Life is crazy. It's been about a year since I decided to come to Japan. And I'm not sure which part is crazier; it's already been a year or that just a over a year ago, I wasn't quite sure if I wanted make the leap across the little pond they call the Pacific.
The question I get asked the most that still intrigues me the most is, "Why did you come to Japan?" It's a question I was asked before I came to Japan last April. A few months ago one of my sixth graders who had never talked to me asked me this question in perfect english after she aced the annual English test. Before I left Oklahoma, I'll never forget the 11 year old neighborhood native Okie boy who asked where I was leaving to, I told him Japan, and he confidently and abruptly proclaimed, "That's about the craziest thing I've ever heard." I think I laughed. I wasn't sure whether I should agree or feel sorry for the kid.
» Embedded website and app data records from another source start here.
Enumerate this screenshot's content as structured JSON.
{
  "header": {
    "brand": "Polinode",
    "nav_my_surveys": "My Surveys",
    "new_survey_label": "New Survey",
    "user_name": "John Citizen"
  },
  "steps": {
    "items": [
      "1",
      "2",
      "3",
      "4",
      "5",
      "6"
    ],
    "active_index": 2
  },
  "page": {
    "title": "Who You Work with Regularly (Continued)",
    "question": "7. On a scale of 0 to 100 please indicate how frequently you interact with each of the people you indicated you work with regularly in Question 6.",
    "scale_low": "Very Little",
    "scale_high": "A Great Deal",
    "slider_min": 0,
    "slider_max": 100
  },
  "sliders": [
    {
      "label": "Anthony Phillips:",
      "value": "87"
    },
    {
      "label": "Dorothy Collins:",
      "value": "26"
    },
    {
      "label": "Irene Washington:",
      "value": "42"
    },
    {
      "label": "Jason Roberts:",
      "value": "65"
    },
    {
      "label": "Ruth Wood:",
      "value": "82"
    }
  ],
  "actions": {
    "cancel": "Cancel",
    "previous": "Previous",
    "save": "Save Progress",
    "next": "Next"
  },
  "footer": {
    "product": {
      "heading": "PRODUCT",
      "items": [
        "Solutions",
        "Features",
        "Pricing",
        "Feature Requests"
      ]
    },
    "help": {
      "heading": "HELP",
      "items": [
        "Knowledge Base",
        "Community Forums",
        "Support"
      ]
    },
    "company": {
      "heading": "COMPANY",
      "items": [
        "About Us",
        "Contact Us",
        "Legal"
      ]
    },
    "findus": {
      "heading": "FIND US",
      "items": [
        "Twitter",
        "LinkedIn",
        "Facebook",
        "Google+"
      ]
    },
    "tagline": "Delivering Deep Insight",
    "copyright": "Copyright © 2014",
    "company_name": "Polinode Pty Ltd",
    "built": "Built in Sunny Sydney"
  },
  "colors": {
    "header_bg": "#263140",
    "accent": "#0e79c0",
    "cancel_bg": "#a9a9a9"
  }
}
A couple of weeks ago, a cousin asked me why I came to Japan and I thought it would be interesting to reflect upon and compelling for friends and family to read. Hope you're compelled :)
I heard about the opportunity in December, fifteen months ago. Japan seemed cool. The Nagano olympics put it on the map for me as a child and I love animation, so, I decided to come!!
...Okay, not exactly.
There were various people in my life who had come to this same program before (including my cousins, Shawn and Rachel Phelps) so I knew it was a good program.
I think the biggest reason I came was because of the always fair, yet sometimes painful devil's advocate voice whispering "why not??"
I knew, if I so desired, I could have my American, Oklahoma life back the following year (at that point I was working a fun job at a specialty running store and interning as a bond analyst). I also knew, I likely would not have this opportunity again. It seemed like a good opportunity to explore the world while also working a job, allowing me to save money for a year.
I also had this dream of running in the mountainous, radiant beauty of Japan. And in general, exploring the outdoors of a foreign and distant land seemed fascinating.
I thought it might be a tough year, but I couldn't imagine it would be something I'd regret when I was old. And in fact, many older, wiser people were happy for me as I decided to make this leap. Their encouragement, maybe your encouragement, certainly strengthened me.
It was incredibly difficult leaving some amazing friends and family (and many of those feelings still remain), but I thought it was interesting, when I realized none of my friends or family, were placed in the situation I was to be able to take up this opportunity. Reflecting back makes me wonder about events not working out which really disappointed me, and in some cases almost devastated me. Those things not working out set up the table to be able to come to Japan. It's fascinating where our stories take us. Many of you probably know my adoration for Donald Miller, and his book, A Million Miles in a Thousand years, made me think about living an exciting story with purpose. I knew Japan could fill that desire.
Japan was an adventure calling my name; To turn it down without a really good reason, would have been to take the safe route, something I have tended to do too much. Maybe it was crazy, maybe it was faith, maybe it was some of both.
If you've had a similar event or decision to make, let me know about it!